Arriving in the Future: The Utopia of Here and Now in the Work of Modern-Day Mystics From Eric Fromm to Eckhart Tolle
journal contributionposted on 22.05.2017, 04:27 by Thomas Reuter
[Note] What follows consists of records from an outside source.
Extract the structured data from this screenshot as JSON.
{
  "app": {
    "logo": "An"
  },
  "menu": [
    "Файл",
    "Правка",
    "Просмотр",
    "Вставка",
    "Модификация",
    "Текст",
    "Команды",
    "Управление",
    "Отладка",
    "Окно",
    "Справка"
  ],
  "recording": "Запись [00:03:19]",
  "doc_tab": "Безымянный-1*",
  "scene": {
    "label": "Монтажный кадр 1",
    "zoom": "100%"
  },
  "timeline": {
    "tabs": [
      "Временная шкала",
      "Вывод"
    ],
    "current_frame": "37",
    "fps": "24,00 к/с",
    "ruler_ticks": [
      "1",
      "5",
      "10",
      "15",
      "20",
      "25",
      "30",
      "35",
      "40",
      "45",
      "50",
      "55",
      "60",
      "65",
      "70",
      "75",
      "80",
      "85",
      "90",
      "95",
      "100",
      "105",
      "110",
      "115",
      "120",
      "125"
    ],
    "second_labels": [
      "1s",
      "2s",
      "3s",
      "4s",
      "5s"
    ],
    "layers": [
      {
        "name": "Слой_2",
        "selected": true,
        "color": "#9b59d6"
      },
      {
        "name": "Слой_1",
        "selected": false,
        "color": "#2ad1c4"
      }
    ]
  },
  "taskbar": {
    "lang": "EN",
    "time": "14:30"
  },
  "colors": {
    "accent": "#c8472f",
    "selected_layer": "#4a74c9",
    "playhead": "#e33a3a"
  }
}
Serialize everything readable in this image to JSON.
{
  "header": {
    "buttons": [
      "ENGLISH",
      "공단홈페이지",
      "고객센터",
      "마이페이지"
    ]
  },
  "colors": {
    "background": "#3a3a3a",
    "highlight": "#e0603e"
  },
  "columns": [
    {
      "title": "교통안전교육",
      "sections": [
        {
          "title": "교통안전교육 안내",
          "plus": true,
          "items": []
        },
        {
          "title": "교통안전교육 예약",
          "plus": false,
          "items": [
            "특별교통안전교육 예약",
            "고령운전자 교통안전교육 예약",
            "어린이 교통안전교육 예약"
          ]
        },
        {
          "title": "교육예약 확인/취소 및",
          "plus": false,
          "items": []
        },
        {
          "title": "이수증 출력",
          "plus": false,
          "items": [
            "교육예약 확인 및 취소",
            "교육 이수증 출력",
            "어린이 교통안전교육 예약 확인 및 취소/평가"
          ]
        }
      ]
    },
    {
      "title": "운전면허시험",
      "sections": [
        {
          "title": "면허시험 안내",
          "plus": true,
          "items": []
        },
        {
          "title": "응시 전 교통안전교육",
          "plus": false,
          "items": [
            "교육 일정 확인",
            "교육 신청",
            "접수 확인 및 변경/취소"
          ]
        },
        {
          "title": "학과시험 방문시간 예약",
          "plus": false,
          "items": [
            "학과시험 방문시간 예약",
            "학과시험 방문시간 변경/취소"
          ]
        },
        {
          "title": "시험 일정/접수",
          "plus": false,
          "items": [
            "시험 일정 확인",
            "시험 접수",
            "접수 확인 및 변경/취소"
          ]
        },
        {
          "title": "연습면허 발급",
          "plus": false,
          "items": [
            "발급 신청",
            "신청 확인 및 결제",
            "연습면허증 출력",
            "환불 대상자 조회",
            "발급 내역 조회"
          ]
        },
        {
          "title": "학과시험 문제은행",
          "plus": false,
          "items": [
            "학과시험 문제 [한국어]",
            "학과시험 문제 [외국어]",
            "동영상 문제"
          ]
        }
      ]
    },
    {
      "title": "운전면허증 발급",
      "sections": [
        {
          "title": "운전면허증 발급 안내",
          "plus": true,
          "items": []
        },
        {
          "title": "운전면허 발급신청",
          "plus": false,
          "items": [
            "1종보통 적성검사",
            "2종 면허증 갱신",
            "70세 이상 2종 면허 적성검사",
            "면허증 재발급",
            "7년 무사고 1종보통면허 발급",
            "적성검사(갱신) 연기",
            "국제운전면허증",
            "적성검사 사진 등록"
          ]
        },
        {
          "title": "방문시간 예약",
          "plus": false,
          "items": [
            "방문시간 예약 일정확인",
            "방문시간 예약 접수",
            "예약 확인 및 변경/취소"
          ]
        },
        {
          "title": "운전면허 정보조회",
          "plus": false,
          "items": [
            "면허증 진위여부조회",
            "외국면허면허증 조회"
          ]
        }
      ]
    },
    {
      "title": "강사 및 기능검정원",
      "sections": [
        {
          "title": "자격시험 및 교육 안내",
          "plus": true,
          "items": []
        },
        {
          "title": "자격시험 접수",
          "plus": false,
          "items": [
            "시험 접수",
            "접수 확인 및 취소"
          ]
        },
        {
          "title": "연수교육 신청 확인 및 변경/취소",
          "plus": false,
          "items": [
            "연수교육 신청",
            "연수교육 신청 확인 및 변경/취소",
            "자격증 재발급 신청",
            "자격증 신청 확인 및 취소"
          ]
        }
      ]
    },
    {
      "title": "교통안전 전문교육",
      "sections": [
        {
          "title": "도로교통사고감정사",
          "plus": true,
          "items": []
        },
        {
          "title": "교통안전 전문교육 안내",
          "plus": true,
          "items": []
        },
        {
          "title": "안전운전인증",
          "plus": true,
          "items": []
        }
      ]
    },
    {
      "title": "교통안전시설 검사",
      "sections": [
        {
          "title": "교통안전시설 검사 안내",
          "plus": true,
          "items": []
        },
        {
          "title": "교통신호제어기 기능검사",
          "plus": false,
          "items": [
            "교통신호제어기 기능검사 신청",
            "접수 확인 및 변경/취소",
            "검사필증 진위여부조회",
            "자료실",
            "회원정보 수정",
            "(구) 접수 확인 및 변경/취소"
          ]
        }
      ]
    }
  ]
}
The great appeal of modern utopian and dystopian literature seems to be that it provides authors and readers with the liberty to engage in imaginative, playful reflection on the flow of time, and on where this flow might be taking us all. But appearances can be deceptive, we are told. Psycho- analysts rightly warn that authors' utopian imaginings most likely include projections of their own unique personal fears, hopes and other expectations upon the blank canvas of an unknown future. Social scientists and historians will tell us there is more to this determinism than individual projection. They rightly argue that people are always intricately interconnected, and that their personal outlook thus reflects the shared "social imaginary" of the culture, society and historical period in which they find themselves em- bedded. Therein lies the relevance of utopian writing for both the study of different cultures and historical epochs as well as their cultural and historical limitations. Together, psychological and social determinisms suggest that utopian literature is an interesting specimen for analysis, from which we may learn more about our specific psychological, cultural and historical conditioning but which fails to deliver us to a place beyond such conditioning. Indeed, such a perspective sheds doubt on our very capacity to fashion a future of our own design. I beg to differ. I argue that utopian writing contains an intrinsic element of creative insight which provides momentary glimpses of a future that is not anticipated but ours to create, and even more importantly (though perhaps also more rarely), a capacity for visionary experience that altogether escapes the limitations of psycho-social conditioning and the horizon of intellectual scrutiny. In order to illustrate this, I will be examining a special branch of utopianism which directly addresses the problem of conditioning and psycho-social determinism.